A New Home

You could just see it in Dr. Rod Bagley’s eyes. He wanted to care for Doree.

At the time, Doree couldn’t stand. She couldn’t walk. She could barely lift her head. She was malnourished.

Yet Bagley saw something in the golden retriever who had spent her four years delivering puppies at a USDA licensed breeder in Iowa. In November 2021, a federal court judge ordered the surrender and removal of more than 500 dogs and puppies from the breeder to the Animal Rescue League of Des Moines.

One of those dogs was Doree. She was also the only dog that required hospitalization at the Lloyd Veterinary Medical Center. Not only was she severely emaciated with almost zero muscle mass, X-rays showed she had multiple fractures to her ribs and spinal vertebrae. She spent most of her next two months in the LVMC’s Canine Rehabilitation Center.

At first, she could only walk with the aid of a sling. She spent parts of every day in a pool swimming and walking on a water treadmill. Day by day, she slowly worked her way back to health.

One of the veterinarians who cared for Doree was Bagley, a professor of veterinary clinical sciences; a neurologist by training who supports the canine rehabilitation service. “When animals can’t get up, the natural thinking is that they have a neurology problem,” Bagley said. “But that wasn’t Doree’s problem. She had the mechanics to walk, but either never learned how to do so, or didn’t feel that she could.

From the first day he saw Doree, Bagley began considering adopting her or at the very least, becoming a foster parent to the dog. But as the weeks passed by, he decided Doree needed the support in a home environment but under a watchful eye.

“First of all, I wanted to make sure we (Bagley and his wife Lynn) could take care of Doree’s needs,” he said, “and I realized that if we did take her home she would probably become ‘foster fail’ and we would eventually adopt her.”

Doree went to Bagley’s home out in the country just before Christmas Day. The family has several cats and a great dog Cooper, who Bagley describes as Doree’s “service dog.”

Since her arrival at the Bagley homestead, Doree has made significant progress. On December 23, Bagley had to carry her in and out of the house. Next, she learned to stand on her front legs. Four days later she would walk about 20 feet before stopping.

New Years’ Day she squatted to urinate for the first time. On January 10, she began going down two outside stairs. By January 14 she was doing more dog things – barking, wagging her tail and eating her meals.

“She continued to get stronger every day,” Bagley said. “Physically she was able to start doing normal dog stuff.”

On February 13, Doree was starting to run a little following with her playmate Cooper. A month later she was rolling on her back outside like her new brother.
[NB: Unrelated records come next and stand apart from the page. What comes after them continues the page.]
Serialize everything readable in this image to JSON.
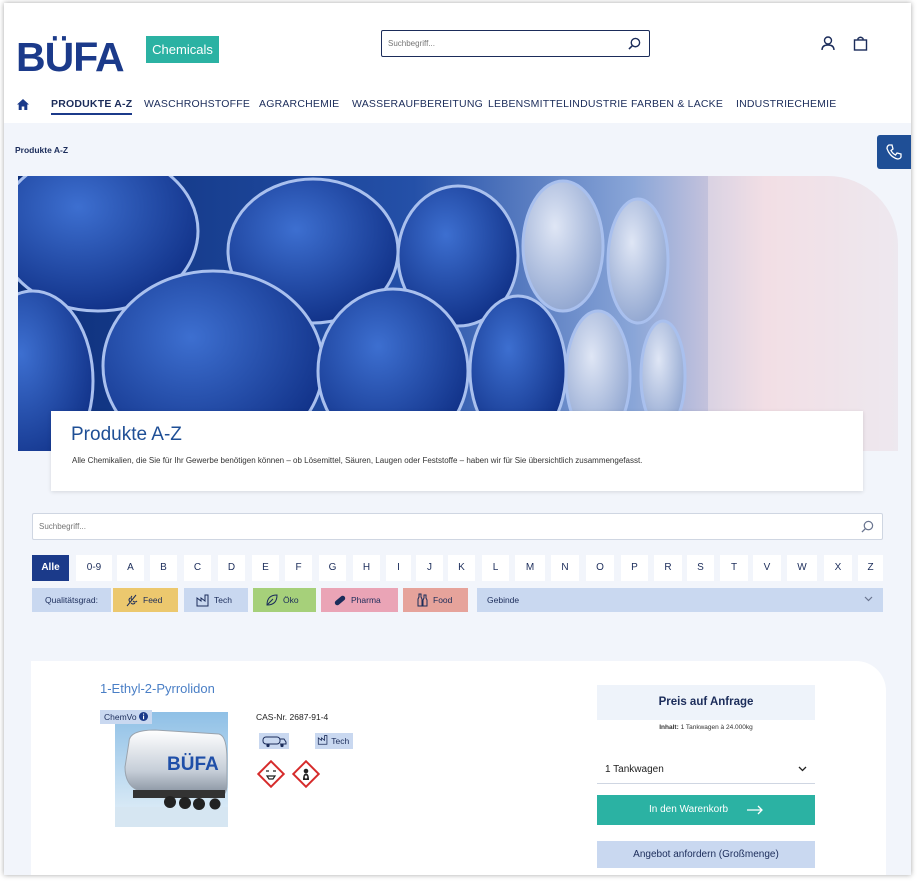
{
  "brand": {
    "logo_text": "BÜFA",
    "badge": "Chemicals"
  },
  "header": {
    "search_placeholder": "Suchbegriff..."
  },
  "nav": {
    "items": [
      "PRODUKTE A-Z",
      "WASCHROHSTOFFE",
      "AGRARCHEMIE",
      "WASSERAUFBEREITUNG",
      "LEBENSMITTELINDUSTRIE",
      "FARBEN & LACKE",
      "INDUSTRIECHEMIE"
    ],
    "active": "PRODUKTE A-Z"
  },
  "breadcrumb": "Produkte A-Z",
  "hero": {
    "title": "Produkte A-Z",
    "description": "Alle Chemikalien, die Sie für Ihr Gewerbe benötigen können – ob Lösemittel, Säuren, Laugen oder Feststoffe – haben wir für Sie übersichtlich zusammengefasst."
  },
  "filter": {
    "search_placeholder": "Suchbegriff...",
    "letters": [
      "Alle",
      "0-9",
      "A",
      "B",
      "C",
      "D",
      "E",
      "F",
      "G",
      "H",
      "I",
      "J",
      "K",
      "L",
      "M",
      "N",
      "O",
      "P",
      "R",
      "S",
      "T",
      "V",
      "W",
      "X",
      "Z"
    ],
    "active_letter": "Alle",
    "quality_label": "Qualitätsgrad:",
    "quality": [
      {
        "label": "Feed",
        "color": "#ecc86e",
        "icon": "wheat-icon"
      },
      {
        "label": "Tech",
        "color": "#c9d8f0",
        "icon": "factory-icon"
      },
      {
        "label": "Öko",
        "color": "#a6d07a",
        "icon": "leaf-icon"
      },
      {
        "label": "Pharma",
        "color": "#eaa4b6",
        "icon": "pill-icon"
      },
      {
        "label": "Food",
        "color": "#e6a39b",
        "icon": "bottle-icon"
      }
    ],
    "gebinde_label": "Gebinde"
  },
  "product": {
    "name": "1-Ethyl-2-Pyrrolidon",
    "chemvo": "ChemVo",
    "cas": "CAS-Nr. 2687-91-4",
    "tech_tag": "Tech",
    "price_label": "Preis auf Anfrage",
    "inhalt_label": "Inhalt:",
    "inhalt_value": "1 Tankwagen à 24.000kg",
    "quantity": "1 Tankwagen",
    "cart_button": "In den Warenkorb",
    "offer_button": "Angebot anfordern (Großmenge)",
    "tanker_text": "BÜFA"
  },
  "colors": {
    "brand_blue": "#1b3a8a",
    "teal": "#2bb2a3",
    "light_blue": "#c9d8f0",
    "text_blue": "#4a7fc6"
  }
}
Today Doree is close to 60 pounds and has developed her personality. She still is timid around everyone, but is more comfortable around the Bagley home. She tends to sit up close to walls and furniture as though she doesn’t want anything sneaking up behind her. She’s indifferent to the family’s cats but she has learned to walk a flight of stairs to sleep in the master bedroom.

“I really think we were the right ‘space’ for Doree,” Bagley said. “We have the space, time and resources to help care for her. Doree needed someone who could pay attention to her and her health issues. I knew based on my experiences I could do that. “In the end, there really wasn’t a question if Doree was going to come home with me. I didn’t really think about it. It was just going to happen.”

April 2022

Doree in rehab
Doree and Dr. Bagley